- Exercise prompt
Your output should be the complete listing, word for word, with no pictures in it.

- Data extract
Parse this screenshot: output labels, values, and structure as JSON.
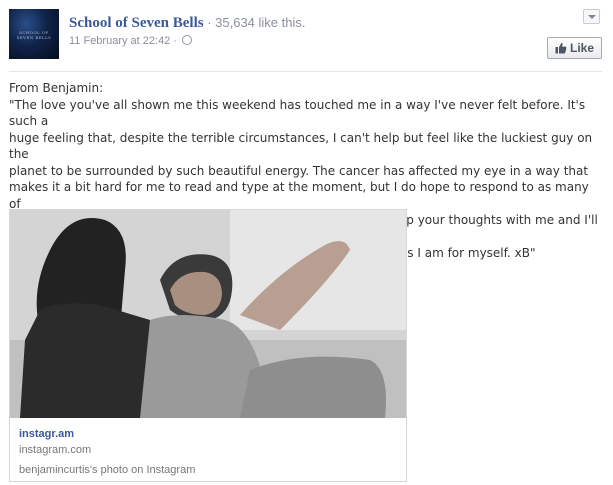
{
  "header": {
    "avatar_text": "SCHOOL OF SEVEN BELLS",
    "page_name": "School of Seven Bells",
    "likes": " · 35,634 like this.",
    "timestamp": "11 February at 22:42 · "
  },
  "like_button": {
    "label": "Like"
  },
  "post": {
    "lines": [
      "From Benjamin:",
      "\"The love you've all shown me this weekend has touched me in a way I've never felt before. It's such a",
      "huge feeling that, despite the terrible circumstances, I can't help but feel like the luckiest guy on the",
      "planet to be surrounded by such beautiful energy. The cancer has affected my eye in a way that",
      "makes it a bit hard for me to read and type at the moment, but I do hope to respond to as many of",
      "you as I can as that changes. Please bear with me. Until then, keep your thoughts with me and I'll be",
      "keeping mine with you. I'm gonna beat this for you just as much as I am for myself. xB\""
    ]
  },
  "attachment": {
    "title": "instagr.am",
    "domain": "instagram.com",
    "caption": "benjamincurtis's photo on Instagram"
  },
  "icons": {
    "globe": "globe-icon",
    "chevron": "chevron-down-icon",
    "thumb": "thumbs-up-icon"
  },
  "colors": {
    "link": "#3b5998",
    "muted": "#898f9c",
    "text": "#333333"
  }
}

- Written response
Parse this screenshot: output labels, values, and structure as JSON.
{
  "header": {
    "avatar_text": "SCHOOL OF SEVEN BELLS",
    "page_name": "School of Seven Bells",
    "likes": " · 35,634 like this.",
    "timestamp": "11 February at 22:42 · "
  },
  "like_button": {
    "label": "Like"
  },
  "post": {
    "lines": [
      "From Benjamin:",
      "\"The love you've all shown me this weekend has touched me in a way I've never felt before. It's such a",
      "huge feeling that, despite the terrible circumstances, I can't help but feel like the luckiest guy on the",
      "planet to be surrounded by such beautiful energy. The cancer has affected my eye in a way that",
      "makes it a bit hard for me to read and type at the moment, but I do hope to respond to as many of",
      "you as I can as that changes. Please bear with me. Until then, keep your thoughts with me and I'll be",
      "keeping mine with you. I'm gonna beat this for you just as much as I am for myself. xB\""
    ]
  },
  "attachment": {
    "title": "instagr.am",
    "domain": "instagram.com",
    "caption": "benjamincurtis's photo on Instagram"
  },
  "icons": {
    "globe": "globe-icon",
    "chevron": "chevron-down-icon",
    "thumb": "thumbs-up-icon"
  },
  "colors": {
    "link": "#3b5998",
    "muted": "#898f9c",
    "text": "#333333"
  }
}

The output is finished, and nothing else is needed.